# HOW TO COMPLETE THIS TASK:
Nothing but a number should be given: how many lines in the entries below include the string "text".
DATA PROVIDED section start
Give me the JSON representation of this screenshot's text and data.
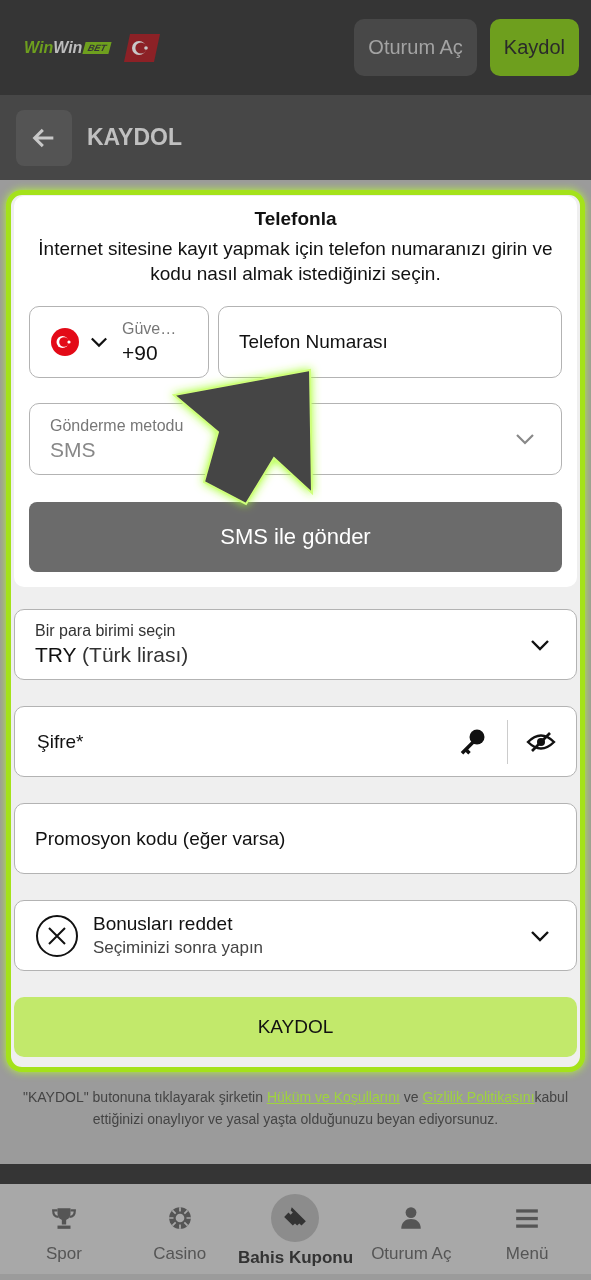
{
  "header": {
    "logo": [
      {
        "kind": "green",
        "text": "Win"
      },
      {
        "kind": "white",
        "text": "Win"
      },
      {
        "kind": "tag",
        "text": "BET"
      }
    ],
    "buttons": [
      {
        "kind": "secondary",
        "label": "Oturum Aç"
      },
      {
        "kind": "primary",
        "label": "Kaydol"
      }
    ]
  },
  "subheader": {
    "title": "KAYDOL"
  },
  "phone_panel": {
    "title": "Telefonla",
    "description": "İnternet sitesine kayıt yapmak için telefon numaranızı girin ve kodu nasıl almak istediğinizi seçin.",
    "country": {
      "label": "Güve…",
      "code": "+90"
    },
    "phone_field": {
      "placeholder": "Telefon Numarası"
    },
    "send_method": {
      "label": "Gönderme metodu",
      "value": "SMS"
    },
    "send_button": "SMS ile gönder"
  },
  "currency": {
    "label": "Bir para birimi seçin",
    "value": "TRY",
    "note": "(Türk lirası)"
  },
  "password": {
    "placeholder": "Şifre*"
  },
  "promo": {
    "placeholder": "Promosyon kodu (eğer varsa)"
  },
  "bonus": {
    "title": "Bonusları reddet",
    "subtitle": "Seçiminizi sonra yapın"
  },
  "submit": "KAYDOL",
  "disclaimer": [
    {
      "kind": "text",
      "text": "\"KAYDOL\" butonuna tıklayarak şirketin "
    },
    {
      "kind": "link",
      "text": "Hüküm ve Koşullarını"
    },
    {
      "kind": "text",
      "text": " ve "
    },
    {
      "kind": "link",
      "text": "Gizlilik Politikasını"
    },
    {
      "kind": "text",
      "text": "kabul ettiğinizi onaylıyor ve yasal yaşta olduğunuzu beyan ediyorsunuz."
    }
  ],
  "nav": [
    {
      "kind": "trophy",
      "label": "Spor",
      "selected": false
    },
    {
      "kind": "chip",
      "label": "Casino",
      "selected": false
    },
    {
      "kind": "ticket",
      "label": "Bahis Kuponu",
      "selected": true
    },
    {
      "kind": "person",
      "label": "Oturum Aç",
      "selected": false
    },
    {
      "kind": "menu",
      "label": "Menü",
      "selected": false
    }
  ]
}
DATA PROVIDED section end
# RESULT FOR THIS TASK:
12